▶ [AVAILABLE DATA]
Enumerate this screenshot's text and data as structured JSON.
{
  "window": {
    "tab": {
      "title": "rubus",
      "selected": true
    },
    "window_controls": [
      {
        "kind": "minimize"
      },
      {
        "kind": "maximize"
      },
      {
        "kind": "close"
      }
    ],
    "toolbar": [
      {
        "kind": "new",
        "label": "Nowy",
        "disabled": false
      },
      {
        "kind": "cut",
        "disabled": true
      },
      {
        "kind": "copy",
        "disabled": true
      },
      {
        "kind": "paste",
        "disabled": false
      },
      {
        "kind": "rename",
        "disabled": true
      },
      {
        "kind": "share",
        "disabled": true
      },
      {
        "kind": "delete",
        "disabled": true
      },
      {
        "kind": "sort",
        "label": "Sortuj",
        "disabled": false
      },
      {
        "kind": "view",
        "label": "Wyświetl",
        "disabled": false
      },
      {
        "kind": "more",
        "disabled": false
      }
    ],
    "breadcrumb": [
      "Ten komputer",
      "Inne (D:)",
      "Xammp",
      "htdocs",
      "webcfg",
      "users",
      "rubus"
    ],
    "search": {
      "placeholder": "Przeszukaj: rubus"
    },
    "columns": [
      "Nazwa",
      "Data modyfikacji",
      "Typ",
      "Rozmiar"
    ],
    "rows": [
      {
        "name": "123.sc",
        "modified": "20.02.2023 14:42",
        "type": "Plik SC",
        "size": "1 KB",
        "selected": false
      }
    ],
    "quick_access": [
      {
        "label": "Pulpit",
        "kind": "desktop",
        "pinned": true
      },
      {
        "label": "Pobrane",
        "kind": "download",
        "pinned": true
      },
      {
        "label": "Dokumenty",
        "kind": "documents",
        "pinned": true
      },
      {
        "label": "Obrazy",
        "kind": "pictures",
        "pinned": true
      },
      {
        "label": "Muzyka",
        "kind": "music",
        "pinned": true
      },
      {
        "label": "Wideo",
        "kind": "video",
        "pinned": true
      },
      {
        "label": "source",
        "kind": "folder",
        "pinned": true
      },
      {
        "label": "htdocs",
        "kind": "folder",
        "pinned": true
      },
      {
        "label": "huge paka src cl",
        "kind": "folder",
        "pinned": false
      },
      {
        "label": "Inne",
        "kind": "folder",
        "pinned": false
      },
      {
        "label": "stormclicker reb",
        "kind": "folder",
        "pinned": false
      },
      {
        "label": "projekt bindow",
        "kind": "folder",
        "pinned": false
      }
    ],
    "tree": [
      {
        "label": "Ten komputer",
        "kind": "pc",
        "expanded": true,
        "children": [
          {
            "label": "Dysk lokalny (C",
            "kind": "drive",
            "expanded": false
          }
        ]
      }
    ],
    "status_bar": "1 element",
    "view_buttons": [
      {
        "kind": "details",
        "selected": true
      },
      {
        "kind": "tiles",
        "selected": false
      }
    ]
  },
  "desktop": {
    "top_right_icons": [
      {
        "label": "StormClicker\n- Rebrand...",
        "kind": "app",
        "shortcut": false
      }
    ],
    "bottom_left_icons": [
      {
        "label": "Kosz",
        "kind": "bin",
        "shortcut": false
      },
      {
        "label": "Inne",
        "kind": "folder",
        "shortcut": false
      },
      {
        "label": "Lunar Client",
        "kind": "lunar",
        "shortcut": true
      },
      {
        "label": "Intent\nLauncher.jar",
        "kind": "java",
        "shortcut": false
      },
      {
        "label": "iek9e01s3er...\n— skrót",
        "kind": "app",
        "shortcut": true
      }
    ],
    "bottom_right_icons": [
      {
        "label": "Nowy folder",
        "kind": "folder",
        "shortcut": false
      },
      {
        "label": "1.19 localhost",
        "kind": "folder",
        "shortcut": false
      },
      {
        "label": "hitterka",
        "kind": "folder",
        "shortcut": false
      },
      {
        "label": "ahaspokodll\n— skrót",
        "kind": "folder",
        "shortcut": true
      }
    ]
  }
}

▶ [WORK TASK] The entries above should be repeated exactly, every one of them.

▶ [REPLY]
Enumerate this screenshot's text and data as structured JSON.
{
  "window": {
    "tab": {
      "title": "rubus",
      "selected": true
    },
    "window_controls": [
      {
        "kind": "minimize"
      },
      {
        "kind": "maximize"
      },
      {
        "kind": "close"
      }
    ],
    "toolbar": [
      {
        "kind": "new",
        "label": "Nowy",
        "disabled": false
      },
      {
        "kind": "cut",
        "disabled": true
      },
      {
        "kind": "copy",
        "disabled": true
      },
      {
        "kind": "paste",
        "disabled": false
      },
      {
        "kind": "rename",
        "disabled": true
      },
      {
        "kind": "share",
        "disabled": true
      },
      {
        "kind": "delete",
        "disabled": true
      },
      {
        "kind": "sort",
        "label": "Sortuj",
        "disabled": false
      },
      {
        "kind": "view",
        "label": "Wyświetl",
        "disabled": false
      },
      {
        "kind": "more",
        "disabled": false
      }
    ],
    "breadcrumb": [
      "Ten komputer",
      "Inne (D:)",
      "Xammp",
      "htdocs",
      "webcfg",
      "users",
      "rubus"
    ],
    "search": {
      "placeholder": "Przeszukaj: rubus"
    },
    "columns": [
      "Nazwa",
      "Data modyfikacji",
      "Typ",
      "Rozmiar"
    ],
    "rows": [
      {
        "name": "123.sc",
        "modified": "20.02.2023 14:42",
        "type": "Plik SC",
        "size": "1 KB",
        "selected": false
      }
    ],
    "quick_access": [
      {
        "label": "Pulpit",
        "kind": "desktop",
        "pinned": true
      },
      {
        "label": "Pobrane",
        "kind": "download",
        "pinned": true
      },
      {
        "label": "Dokumenty",
        "kind": "documents",
        "pinned": true
      },
      {
        "label": "Obrazy",
        "kind": "pictures",
        "pinned": true
      },
      {
        "label": "Muzyka",
        "kind": "music",
        "pinned": true
      },
      {
        "label": "Wideo",
        "kind": "video",
        "pinned": true
      },
      {
        "label": "source",
        "kind": "folder",
        "pinned": true
      },
      {
        "label": "htdocs",
        "kind": "folder",
        "pinned": true
      },
      {
        "label": "huge paka src cl",
        "kind": "folder",
        "pinned": false
      },
      {
        "label": "Inne",
        "kind": "folder",
        "pinned": false
      },
      {
        "label": "stormclicker reb",
        "kind": "folder",
        "pinned": false
      },
      {
        "label": "projekt bindow",
        "kind": "folder",
        "pinned": false
      }
    ],
    "tree": [
      {
        "label": "Ten komputer",
        "kind": "pc",
        "expanded": true,
        "children": [
          {
            "label": "Dysk lokalny (C",
            "kind": "drive",
            "expanded": false
          }
        ]
      }
    ],
    "status_bar": "1 element",
    "view_buttons": [
      {
        "kind": "details",
        "selected": true
      },
      {
        "kind": "tiles",
        "selected": false
      }
    ]
  },
  "desktop": {
    "top_right_icons": [
      {
        "label": "StormClicker\n- Rebrand...",
        "kind": "app",
        "shortcut": false
      }
    ],
    "bottom_left_icons": [
      {
        "label": "Kosz",
        "kind": "bin",
        "shortcut": false
      },
      {
        "label": "Inne",
        "kind": "folder",
        "shortcut": false
      },
      {
        "label": "Lunar Client",
        "kind": "lunar",
        "shortcut": true
      },
      {
        "label": "Intent\nLauncher.jar",
        "kind": "java",
        "shortcut": false
      },
      {
        "label": "iek9e01s3er...\n— skrót",
        "kind": "app",
        "shortcut": true
      }
    ],
    "bottom_right_icons": [
      {
        "label": "Nowy folder",
        "kind": "folder",
        "shortcut": false
      },
      {
        "label": "1.19 localhost",
        "kind": "folder",
        "shortcut": false
      },
      {
        "label": "hitterka",
        "kind": "folder",
        "shortcut": false
      },
      {
        "label": "ahaspokodll\n— skrót",
        "kind": "folder",
        "shortcut": true
      }
    ]
  }
}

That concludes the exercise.